The next two images were taken with the flash trigger on my camera – where the flashes are behind the owl, you can see the background really is black, and the owl has a really pleasing rim light – I wish I could master this in my home studio… there was slightly more space – so I am going keep trying! You can also see how the front flash has added a reflection into the owls eye adding extra life, where as the continuous light lightens the feathers and stops the owl from suffering from too much flash glare!

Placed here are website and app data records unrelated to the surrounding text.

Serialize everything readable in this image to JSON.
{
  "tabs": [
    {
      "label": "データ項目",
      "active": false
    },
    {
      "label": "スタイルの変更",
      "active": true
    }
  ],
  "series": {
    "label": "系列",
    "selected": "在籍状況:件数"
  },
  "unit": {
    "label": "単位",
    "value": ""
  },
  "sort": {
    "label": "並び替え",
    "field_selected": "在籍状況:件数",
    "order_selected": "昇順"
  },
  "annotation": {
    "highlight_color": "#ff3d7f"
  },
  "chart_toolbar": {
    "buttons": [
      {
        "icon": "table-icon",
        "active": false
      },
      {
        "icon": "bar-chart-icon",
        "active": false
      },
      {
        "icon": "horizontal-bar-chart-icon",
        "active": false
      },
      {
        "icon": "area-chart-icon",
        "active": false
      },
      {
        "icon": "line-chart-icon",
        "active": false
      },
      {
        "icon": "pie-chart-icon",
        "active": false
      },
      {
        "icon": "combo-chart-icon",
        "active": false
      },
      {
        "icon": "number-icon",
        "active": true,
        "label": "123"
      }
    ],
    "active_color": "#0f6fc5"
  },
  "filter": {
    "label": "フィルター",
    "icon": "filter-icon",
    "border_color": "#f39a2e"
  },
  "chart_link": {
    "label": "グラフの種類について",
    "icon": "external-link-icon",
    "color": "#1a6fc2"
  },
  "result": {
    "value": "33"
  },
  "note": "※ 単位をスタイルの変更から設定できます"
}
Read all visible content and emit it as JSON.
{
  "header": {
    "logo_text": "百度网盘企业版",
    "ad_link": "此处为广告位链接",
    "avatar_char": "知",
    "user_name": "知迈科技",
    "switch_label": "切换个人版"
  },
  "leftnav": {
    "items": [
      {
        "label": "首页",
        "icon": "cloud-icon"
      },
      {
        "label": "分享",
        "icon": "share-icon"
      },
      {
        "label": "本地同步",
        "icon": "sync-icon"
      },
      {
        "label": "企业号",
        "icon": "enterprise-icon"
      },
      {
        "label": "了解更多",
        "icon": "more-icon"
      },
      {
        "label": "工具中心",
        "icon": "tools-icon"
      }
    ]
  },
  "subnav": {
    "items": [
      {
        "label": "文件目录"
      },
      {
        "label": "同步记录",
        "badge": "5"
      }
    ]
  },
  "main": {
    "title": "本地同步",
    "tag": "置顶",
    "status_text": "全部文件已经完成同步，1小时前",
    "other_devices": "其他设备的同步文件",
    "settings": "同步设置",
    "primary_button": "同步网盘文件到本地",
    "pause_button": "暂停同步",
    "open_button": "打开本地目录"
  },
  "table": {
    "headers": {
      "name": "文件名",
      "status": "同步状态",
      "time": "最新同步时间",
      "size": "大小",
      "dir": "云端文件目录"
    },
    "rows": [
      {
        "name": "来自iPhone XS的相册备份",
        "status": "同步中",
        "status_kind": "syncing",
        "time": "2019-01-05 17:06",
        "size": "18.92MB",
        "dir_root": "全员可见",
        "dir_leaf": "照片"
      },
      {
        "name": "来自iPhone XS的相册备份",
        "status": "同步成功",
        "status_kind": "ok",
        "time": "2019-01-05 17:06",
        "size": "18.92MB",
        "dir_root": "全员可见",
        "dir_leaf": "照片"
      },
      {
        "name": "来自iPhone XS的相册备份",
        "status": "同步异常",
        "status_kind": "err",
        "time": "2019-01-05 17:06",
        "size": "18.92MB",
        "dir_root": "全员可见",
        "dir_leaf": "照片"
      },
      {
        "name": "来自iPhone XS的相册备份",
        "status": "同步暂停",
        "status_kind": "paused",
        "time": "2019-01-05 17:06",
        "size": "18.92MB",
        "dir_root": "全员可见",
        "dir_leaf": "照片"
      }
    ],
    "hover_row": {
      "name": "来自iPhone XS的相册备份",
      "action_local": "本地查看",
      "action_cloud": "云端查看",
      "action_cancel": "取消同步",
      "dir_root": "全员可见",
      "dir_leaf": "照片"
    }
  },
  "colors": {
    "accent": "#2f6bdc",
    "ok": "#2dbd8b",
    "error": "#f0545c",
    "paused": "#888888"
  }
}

I aimed for 2 different shots – a full length owl and a close up of his face.
I felt really privileged to take these and now am even more looking forward to the owl workshop I am doing mid April, when I get to photograph them in that natural environment – it will be interesting to see if I can get catch lights then, and it has made me think about not capturing the surroundings more – if I want to edit and recompose the final image in photoshop.
Finally – camera club was Monday… and I only getting round to posting the images today… I have had a little tweak in photoshop and edited the image to include the moon that I photographed on day 64, added some random speckles as stars to give the impression that the owl is being lit by the moon on a frosty evening … I just wish I included more of the log in the original shot – but I kinda like it! What do you think?
I am not one for patience, but the Green finches were busy on my feeder today – and although my camera club frowns at the idea of a “bird on a stick”, I thought I would just have a practice and see if I could catch any action….
- Lens – Sigma 150-500mm
- Widest Aperture – F6.3
- To capture the movement of the birds I then experimented with ISO, and increased in to ISO 800
What I discovered from today:
- Don’t zoom in to close as you miss me some of the action….
- It is really hard to focus in on exactly what you want
- By bird feeder, bird stand and fence are not straight and the orange kayaks behind are totally distracting … the background needs to be thought about if I am going to try this again!
- Aperture priority was not the best choice, 1/800 sec shutter speed was the best shot for the movement of the birds, maybe even 1/1000 sec would have been better so to have control over this I should have used shutter priority and auto ISO.
- Static photos are boring… capturing the action and interaction is much more interesting….
I think this is my favorite shot – the green finch in flight, the light shinning through his wings, the 2nd bird with a seed in his mouth encouraging the other bird to fly on…. I just wish it was more in focus and sharper… something to revisit this year!